The weeks of inter-ethnic violence that followed Kenya’s last presidential election four and a half years ago have left deep wounds on the population. Our Observer, who photographed the clashes, believes that to heal these wounds, Kenyans need to remember what happened and talk about it. For the past four years, he’s travelled from town to town to display an exhibition of harrowing photos. This isn’t to everyone’s liking.
On Sunday, without warning, police took down his photos in Naivasha, a town in Rift Valley, one of the areas hardest-hit by the clashes that followed the disputed December 2007 election. The violence, which claimed more than 1,200 lives nationwide, erupted after police ejected election observers from polling stations and the electoral commission declared the ruling Party of National Unity's candidate, Mwai Kibaki, the winner. The opposition candidate from the Orange Democratic Movement, Raila Odinga, accused Kibaki of rigging the vote. Only after weeks of clashes between tribes allied with each candidate were international mediators able to broker a coalition government, with Kibaki as president and his rival Odinga as prime minister.
Today, four prominent Kenyans, including two vying for the presidency in the next elections, stand accused by international prosecutors of masterminding the bloodshed. Deputy Prime Minister Uhuru Kenyatta, from the ruling party’s side, is accused of having long-running ties with the Mungiki, a shadowy criminal organisation, which he allegedly ordered to attack opposition supporters. MP William Ruto, aligned with the opposition, is accused of “carefully orchestrating” attacks against supporters of the ruling party.
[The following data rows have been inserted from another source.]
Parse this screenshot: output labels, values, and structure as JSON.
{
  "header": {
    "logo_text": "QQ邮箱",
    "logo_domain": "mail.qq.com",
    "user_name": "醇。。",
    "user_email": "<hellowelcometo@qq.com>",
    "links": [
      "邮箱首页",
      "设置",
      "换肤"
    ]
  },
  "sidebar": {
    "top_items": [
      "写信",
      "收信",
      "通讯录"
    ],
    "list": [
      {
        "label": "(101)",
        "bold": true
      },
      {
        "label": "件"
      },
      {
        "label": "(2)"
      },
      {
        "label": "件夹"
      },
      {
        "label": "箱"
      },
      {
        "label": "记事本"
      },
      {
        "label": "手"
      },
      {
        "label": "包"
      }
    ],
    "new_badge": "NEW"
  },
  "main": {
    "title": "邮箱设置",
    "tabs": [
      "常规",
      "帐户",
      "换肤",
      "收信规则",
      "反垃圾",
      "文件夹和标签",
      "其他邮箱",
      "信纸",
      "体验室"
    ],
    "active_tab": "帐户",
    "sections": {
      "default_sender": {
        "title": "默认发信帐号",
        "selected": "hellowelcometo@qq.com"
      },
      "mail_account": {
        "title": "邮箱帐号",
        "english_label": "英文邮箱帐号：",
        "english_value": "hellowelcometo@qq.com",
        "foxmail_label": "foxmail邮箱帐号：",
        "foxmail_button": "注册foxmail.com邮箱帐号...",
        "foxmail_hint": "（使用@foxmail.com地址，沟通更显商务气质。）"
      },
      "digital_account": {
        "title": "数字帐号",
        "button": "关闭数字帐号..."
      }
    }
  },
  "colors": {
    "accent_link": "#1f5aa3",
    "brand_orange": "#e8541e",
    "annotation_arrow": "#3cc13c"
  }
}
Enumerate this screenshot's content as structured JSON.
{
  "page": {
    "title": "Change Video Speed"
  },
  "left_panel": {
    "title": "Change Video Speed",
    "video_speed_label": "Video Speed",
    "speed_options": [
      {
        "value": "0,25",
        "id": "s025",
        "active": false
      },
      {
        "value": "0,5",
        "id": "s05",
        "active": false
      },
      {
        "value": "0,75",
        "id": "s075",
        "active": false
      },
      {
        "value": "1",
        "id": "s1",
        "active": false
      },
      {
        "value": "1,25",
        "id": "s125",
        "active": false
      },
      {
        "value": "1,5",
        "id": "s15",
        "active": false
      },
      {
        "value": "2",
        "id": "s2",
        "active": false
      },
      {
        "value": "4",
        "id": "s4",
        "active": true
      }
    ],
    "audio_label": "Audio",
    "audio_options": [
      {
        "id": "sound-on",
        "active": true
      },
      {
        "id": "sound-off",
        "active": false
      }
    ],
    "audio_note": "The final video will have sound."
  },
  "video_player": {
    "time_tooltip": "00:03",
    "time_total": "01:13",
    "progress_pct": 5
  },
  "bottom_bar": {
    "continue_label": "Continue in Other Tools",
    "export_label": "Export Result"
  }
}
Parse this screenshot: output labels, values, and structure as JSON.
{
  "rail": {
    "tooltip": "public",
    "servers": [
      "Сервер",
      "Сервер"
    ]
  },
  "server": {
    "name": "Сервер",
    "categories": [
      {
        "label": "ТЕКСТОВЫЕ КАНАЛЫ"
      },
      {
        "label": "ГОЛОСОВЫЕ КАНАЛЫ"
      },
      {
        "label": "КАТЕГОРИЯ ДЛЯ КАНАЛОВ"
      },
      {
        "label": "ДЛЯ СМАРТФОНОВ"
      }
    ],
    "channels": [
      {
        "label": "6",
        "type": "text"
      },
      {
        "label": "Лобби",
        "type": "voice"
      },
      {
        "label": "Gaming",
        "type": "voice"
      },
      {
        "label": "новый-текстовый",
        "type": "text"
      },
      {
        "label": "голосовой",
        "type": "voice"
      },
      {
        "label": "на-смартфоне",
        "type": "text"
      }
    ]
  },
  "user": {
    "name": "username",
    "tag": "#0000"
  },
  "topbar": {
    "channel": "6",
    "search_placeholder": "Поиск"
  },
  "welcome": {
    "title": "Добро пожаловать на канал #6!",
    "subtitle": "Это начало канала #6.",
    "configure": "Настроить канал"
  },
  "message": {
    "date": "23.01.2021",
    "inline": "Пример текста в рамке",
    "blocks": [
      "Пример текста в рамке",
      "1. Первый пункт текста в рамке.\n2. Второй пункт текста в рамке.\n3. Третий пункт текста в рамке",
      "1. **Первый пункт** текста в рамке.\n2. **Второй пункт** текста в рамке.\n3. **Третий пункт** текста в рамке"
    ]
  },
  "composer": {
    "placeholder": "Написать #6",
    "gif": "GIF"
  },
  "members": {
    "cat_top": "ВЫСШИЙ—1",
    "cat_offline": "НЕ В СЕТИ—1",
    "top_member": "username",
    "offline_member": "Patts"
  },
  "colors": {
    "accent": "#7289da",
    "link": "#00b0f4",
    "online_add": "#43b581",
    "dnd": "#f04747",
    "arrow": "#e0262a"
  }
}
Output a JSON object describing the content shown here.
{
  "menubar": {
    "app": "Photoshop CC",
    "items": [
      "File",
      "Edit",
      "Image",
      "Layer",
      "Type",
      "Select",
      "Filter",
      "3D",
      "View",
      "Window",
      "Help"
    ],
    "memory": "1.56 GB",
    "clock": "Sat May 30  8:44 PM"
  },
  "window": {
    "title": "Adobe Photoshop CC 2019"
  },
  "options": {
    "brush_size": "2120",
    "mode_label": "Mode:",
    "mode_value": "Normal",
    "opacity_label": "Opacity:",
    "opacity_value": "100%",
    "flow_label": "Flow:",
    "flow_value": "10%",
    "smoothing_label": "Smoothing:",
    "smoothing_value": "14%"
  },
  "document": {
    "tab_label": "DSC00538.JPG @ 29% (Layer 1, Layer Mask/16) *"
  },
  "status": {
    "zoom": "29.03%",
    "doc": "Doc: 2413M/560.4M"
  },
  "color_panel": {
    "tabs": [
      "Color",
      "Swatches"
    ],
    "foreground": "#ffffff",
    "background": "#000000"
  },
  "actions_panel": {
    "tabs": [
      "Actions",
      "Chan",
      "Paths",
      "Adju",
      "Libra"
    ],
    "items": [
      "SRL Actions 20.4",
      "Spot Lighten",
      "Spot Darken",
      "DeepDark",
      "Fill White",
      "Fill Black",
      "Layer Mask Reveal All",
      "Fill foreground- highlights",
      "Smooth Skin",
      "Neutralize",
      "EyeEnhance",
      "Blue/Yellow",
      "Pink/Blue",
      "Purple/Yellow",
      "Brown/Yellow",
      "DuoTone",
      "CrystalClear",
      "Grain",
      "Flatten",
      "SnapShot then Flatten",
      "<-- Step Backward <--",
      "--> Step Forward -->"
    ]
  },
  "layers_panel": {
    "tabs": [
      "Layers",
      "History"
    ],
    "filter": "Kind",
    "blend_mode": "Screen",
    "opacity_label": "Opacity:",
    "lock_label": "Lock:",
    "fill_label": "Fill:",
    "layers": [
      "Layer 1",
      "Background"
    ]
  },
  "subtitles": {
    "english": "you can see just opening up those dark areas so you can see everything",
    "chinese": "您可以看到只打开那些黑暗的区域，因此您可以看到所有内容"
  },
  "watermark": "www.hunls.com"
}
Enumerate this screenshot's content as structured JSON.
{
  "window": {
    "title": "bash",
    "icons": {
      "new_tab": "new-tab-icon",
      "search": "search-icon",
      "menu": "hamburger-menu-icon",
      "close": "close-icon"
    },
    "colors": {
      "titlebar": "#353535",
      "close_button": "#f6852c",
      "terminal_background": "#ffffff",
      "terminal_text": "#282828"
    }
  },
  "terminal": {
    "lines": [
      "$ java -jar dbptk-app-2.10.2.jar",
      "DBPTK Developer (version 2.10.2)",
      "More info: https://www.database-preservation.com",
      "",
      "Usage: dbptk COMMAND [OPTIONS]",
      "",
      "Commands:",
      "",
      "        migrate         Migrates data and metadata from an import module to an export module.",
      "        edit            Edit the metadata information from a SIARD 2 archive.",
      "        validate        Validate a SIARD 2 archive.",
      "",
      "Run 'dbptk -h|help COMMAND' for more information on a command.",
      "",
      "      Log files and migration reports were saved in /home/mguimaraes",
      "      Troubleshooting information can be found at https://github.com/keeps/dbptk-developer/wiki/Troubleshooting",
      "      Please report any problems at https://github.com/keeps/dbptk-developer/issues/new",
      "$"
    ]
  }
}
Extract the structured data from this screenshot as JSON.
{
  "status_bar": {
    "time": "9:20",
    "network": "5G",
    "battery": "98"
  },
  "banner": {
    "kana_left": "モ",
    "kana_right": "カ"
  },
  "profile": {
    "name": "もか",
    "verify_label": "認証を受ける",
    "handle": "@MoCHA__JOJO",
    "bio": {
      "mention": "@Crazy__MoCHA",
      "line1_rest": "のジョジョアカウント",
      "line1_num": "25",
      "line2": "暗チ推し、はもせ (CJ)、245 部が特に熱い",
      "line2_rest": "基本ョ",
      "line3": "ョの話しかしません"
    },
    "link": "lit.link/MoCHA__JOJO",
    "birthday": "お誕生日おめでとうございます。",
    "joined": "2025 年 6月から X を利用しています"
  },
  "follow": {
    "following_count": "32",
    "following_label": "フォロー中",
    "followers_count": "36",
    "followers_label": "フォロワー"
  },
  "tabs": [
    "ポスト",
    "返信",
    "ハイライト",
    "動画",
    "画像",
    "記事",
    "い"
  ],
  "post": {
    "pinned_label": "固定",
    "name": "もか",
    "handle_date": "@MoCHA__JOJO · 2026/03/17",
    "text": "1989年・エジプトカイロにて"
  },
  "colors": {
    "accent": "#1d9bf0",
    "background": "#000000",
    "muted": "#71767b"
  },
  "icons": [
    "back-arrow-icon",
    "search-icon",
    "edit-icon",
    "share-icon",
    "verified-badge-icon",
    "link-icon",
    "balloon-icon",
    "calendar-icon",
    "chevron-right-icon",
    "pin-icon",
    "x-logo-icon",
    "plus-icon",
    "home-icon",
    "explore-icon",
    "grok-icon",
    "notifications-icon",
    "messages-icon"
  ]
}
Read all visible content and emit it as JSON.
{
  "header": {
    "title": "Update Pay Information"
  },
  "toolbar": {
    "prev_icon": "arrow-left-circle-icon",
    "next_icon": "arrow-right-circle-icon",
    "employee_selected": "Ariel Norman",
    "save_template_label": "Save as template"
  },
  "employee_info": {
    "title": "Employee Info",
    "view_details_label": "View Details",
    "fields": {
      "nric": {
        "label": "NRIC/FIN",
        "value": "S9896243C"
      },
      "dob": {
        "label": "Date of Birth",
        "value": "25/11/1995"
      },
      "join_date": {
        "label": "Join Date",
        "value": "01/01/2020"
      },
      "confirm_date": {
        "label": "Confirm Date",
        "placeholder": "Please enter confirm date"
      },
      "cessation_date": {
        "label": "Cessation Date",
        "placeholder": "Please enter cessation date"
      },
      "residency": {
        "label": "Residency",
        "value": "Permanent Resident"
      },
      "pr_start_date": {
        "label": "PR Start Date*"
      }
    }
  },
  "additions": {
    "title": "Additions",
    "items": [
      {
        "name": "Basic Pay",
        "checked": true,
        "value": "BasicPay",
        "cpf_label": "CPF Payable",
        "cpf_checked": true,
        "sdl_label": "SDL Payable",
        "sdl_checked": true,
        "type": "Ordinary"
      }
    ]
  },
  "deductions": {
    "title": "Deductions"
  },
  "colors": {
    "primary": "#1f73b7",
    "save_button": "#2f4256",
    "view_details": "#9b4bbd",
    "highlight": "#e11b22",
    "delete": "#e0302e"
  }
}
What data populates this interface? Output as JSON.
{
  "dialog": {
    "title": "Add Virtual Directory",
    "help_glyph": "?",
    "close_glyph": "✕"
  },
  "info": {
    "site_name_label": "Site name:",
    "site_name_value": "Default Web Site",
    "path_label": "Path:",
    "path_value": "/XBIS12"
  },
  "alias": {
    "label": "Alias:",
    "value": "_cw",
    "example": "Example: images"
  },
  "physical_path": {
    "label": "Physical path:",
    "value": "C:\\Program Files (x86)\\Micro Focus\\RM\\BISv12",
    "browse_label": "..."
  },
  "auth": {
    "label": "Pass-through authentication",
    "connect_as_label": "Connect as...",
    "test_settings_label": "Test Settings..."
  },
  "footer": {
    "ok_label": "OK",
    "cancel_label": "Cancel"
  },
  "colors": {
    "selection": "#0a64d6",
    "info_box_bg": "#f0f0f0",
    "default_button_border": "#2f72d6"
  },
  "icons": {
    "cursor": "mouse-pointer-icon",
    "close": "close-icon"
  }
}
While they both deny wrongdoing, they have agreed to stand trial at International Criminal Court in The Hague in April 2013 – a month after Kenya’s next general elections.
Kenyan human rights groups have called for the two presidential hopefuls to be removed from the race, unsuccessfully, fearing that their participation could trigger renewed violence. Kenyatta is considered the second most popular figure in a race currently dominated by Prime Minister Odinga.
Activists from Picha Mtaani filmed the police taking down their photo exhibition in Naivasha on Sunday.

“Pictures don’t lie – that’s why they’re not very popular with politicians”

Boniface Mwangi is photojournalist and an activist. He founded Picha Mtaani, a youth-led organisation that brings Mwangi’s photographs of the 2007-2008 violence to towns around Kenya and moderates debates among the exhibit’s visitors.
The exhibit had been up for a day and a half in Naivasha, and was going very well, when the police arrived and ordered us to take the photographs down. Since we had not only obtained a permit but were renting a plot of land from the police to display the exhibit on, we were somewhat confused. They gave us no explanation. We later learned in the press that the police had received their orders from local MP John Mututho, who said the exhibit was causing “unnecessary tension.”
We’ve held this exhibit in dozens of cities, and have always had a very good reaction from visitors. When they see the graphic photos, which were sometimes taken in the places they live, some of them cry or get angry. But they aren’t angry about us showing the photos. The issue is a political one – this is the third time our exhibit has been shut down [see videos of earlier closures here and here], and it is always, in my opinion, because of politicians who are afraid that if their constituents are reminded of what happened, they might lose votes in the next election [in March 2013, Kenyans will vote not only for their next president but also their members of parliament, senators, and governors]. The pictures don’t lie – that’s why they’re not very popular with politicians.
While we try to fight these closures in court, our organisation simply doesn’t have the time or the resources – we would rather bring our exhibit to more places and impact more people.
A child examines a photo taken by our Observer during the post-election violence. All photos courtesy of Picha Mtaani.
“We advise visitors to the exhibit to use their votes wisely so that they don’t elect troubled men who will cause more trouble for our country”
Our goal is to use these photographs to create dialogue. When we engage in debates with visitors to the exhibit, we never tell them who to vote for, but we do advise them to use their votes wisely so that they don’t elect troubled men who will cause more trouble for our country.
Kenyans are still living in denial. Thousands of people who burned property, looted, and raped have not been brought to justice. So there’s a lot of anger and frustration among victims. We need not just justice but also reconciliation, so that this pent-up anger does not lead to more violence.
Visitors to the exhibition.
A sign pointing toward a counseling tent for distressed visitors.
One of the photos on display in the exhibition.
Post written with FRANCE 24 journalist Gaelle Faure.